His main challenges in dealing with players in the majors now that he will be back in the U.S. will revolve around a different language barrier, Spanish instead of Japanese, and the seemingly poorer work ethic of American players. But, obviously, he's been exposed to this in the past working in the minors for 13 seasons, so the transition should not be that dramatic. The team he is inheriting in Kansas City has not been good in the past decade, with no playoff appearances since the 85 championship team, and only one winning season since the AL was reorganized following the expansion for the 1994 season. From the Royals fan perspective, the team seems to have turned the corner and rock bottom is now in the past... we all hope.

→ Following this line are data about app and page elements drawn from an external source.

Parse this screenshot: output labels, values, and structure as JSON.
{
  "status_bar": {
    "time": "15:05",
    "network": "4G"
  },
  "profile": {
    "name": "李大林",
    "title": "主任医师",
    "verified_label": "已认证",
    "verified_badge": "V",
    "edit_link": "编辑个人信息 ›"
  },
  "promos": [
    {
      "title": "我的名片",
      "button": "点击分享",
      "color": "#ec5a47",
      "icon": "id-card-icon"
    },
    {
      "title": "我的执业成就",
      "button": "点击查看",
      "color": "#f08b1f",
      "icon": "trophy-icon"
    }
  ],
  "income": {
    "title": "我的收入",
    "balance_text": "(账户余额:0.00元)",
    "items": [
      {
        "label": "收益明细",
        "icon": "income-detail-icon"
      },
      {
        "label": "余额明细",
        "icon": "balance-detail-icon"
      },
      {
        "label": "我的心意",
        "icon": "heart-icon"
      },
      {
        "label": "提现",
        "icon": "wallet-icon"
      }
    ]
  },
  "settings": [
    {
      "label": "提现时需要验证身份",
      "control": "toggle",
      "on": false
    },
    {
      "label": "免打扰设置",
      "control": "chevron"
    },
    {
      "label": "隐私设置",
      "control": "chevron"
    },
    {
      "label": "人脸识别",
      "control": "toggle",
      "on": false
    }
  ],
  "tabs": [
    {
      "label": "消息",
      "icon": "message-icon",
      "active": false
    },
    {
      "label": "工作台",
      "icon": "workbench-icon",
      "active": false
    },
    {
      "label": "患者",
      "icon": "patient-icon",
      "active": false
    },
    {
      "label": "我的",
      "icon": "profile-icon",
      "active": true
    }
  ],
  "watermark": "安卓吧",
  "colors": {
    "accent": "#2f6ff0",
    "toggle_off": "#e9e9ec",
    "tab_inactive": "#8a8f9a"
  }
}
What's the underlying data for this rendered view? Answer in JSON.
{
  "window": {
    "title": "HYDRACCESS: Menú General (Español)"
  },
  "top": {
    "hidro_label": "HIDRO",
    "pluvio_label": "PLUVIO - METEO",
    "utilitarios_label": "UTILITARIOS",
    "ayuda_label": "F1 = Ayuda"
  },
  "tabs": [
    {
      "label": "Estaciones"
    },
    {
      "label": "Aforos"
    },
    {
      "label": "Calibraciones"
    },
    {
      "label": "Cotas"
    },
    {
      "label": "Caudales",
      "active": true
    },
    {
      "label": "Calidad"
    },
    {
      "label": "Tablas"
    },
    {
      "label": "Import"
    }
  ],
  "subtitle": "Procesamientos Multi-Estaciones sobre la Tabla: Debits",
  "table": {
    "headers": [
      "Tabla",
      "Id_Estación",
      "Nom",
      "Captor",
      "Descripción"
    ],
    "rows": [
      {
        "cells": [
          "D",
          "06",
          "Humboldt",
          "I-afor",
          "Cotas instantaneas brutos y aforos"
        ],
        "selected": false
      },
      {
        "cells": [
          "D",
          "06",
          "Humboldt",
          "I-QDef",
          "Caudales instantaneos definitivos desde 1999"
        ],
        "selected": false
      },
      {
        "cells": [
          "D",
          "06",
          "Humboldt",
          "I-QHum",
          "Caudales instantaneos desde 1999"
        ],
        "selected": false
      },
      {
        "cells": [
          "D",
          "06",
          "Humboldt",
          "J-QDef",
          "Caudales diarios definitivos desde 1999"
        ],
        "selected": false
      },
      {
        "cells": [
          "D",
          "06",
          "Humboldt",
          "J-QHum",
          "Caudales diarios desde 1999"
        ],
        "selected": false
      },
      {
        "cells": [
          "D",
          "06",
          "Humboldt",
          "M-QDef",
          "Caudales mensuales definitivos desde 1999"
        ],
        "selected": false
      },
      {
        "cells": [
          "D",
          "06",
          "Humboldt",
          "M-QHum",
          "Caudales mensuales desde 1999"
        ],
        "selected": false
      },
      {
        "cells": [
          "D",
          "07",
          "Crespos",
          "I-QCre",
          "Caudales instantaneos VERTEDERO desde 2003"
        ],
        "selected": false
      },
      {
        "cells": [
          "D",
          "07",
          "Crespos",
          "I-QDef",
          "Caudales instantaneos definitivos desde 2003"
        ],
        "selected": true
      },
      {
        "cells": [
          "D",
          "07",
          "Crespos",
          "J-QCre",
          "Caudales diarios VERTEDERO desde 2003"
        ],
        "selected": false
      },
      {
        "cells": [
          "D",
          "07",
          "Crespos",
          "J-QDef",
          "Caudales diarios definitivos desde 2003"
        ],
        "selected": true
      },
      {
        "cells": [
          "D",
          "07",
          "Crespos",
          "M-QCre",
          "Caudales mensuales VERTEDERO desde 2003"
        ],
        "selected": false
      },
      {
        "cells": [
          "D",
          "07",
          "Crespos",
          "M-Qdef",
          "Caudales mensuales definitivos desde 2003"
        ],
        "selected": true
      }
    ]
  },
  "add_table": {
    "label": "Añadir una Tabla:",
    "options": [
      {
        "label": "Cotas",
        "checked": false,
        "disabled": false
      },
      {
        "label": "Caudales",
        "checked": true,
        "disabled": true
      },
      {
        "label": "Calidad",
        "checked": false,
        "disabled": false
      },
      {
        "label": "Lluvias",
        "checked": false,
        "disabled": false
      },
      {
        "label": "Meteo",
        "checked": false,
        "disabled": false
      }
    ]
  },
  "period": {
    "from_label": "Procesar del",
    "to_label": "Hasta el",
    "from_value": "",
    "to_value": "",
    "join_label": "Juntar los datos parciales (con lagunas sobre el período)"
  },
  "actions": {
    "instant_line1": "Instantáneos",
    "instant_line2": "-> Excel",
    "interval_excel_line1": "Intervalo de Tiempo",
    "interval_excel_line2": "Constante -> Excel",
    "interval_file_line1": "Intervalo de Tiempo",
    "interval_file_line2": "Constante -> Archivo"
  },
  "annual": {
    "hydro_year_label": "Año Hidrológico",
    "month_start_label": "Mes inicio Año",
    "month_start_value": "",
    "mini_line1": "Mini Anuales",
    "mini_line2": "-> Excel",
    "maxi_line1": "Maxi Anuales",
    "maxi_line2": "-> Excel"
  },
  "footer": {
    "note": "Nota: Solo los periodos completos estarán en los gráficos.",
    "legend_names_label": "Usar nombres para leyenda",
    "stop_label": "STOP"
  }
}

The Royals 2007 team has shown more promise and instilled a fair amount of hope in Kansas Citians. The transition began in the hiring of Dayton Moore as general manager in the middle of the 2006 season. The previous GM, Allard Baird, was possibly the worst GM in the history of baseball, so it's not too much of a stretch to say that Moore would have to be better. Moore made the big free agent signing, took some heat for it, then laughed in the doubter's faces as Meche had a great season (in terms of ERA and strikeouts, despite being given no run support all season). With the over priced salaries of constant disabled list members Mike Sweeney and Odalis Perez off the books for the next season, it will be interesting to see what Moore does with the available money. Will it be another big off-season free agent move to complement last season's acquisition of Gil Meche? The Royals are expected to be "busy" in the off season, but many of the "big name" players that will be available likely won't even think about coming to KC.

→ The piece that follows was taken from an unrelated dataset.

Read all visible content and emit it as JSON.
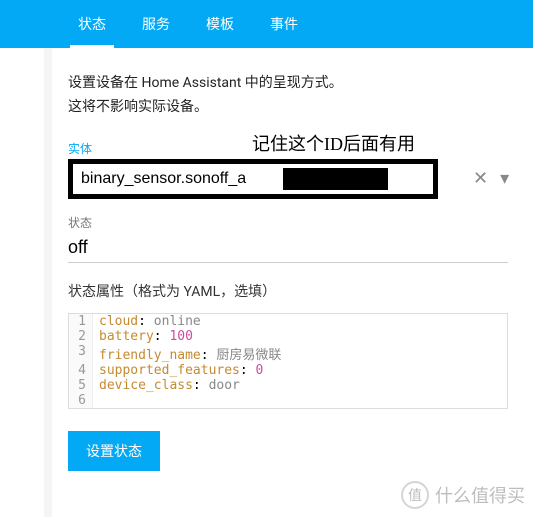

The Royals don't really have that many holes to fill with Gordon, Gruzielanek, Pena and Buck returning in the infield that only leaves first base open. Whether the Royals resign Shealy or Gload, or try to convert Butler from DH to first, they've got everything covered without having to touch the free agent market. DeJesus, Brown, Tehean and Gathright, are expected to return from the outfield as well. There are talks of sending DeJesus away through trade with only one year left on his contract. The bullpen is pretty much set with young talent and the starting rotation is 3/5 set with Meche, Bannister and Greinke. The other two spots will likely be filled after a fight between Kyle Davies, Luke Hochevar, Billy Buckner, Jorge De La Rosa, Leo Nunez and Luke Hudson (if he's healthy). Whomever doesn't win a spot in the rotation will likely fill out the bullpen. Realistically, the Royals don't "need" any new free agents, they just need their current young team to mature, but if there is a big time player out there that wants to come to KC, I'm sure the fans will support him. Seriously, A-Rod can hit as many meaningless home runs in KC as he wants, the fans won't boo him (I know that A-Rod would never come to KC, but a Royals fan can dream, right?) .

Additionally, with the renovations to Kaufman Stadium, including the gigantic new HD screen being installed this offseason, there's even more reason for fans to support the Royals next season. A new manager, developing talent and an improving environment in which to enjoy the games should lead to an interesting season in KC. At this point in the year I'm looking forward to next season more than I have been in any of the past six or seven seasons. It should be a turning point in Kansas City baseball and I'm glad to be back to witness it.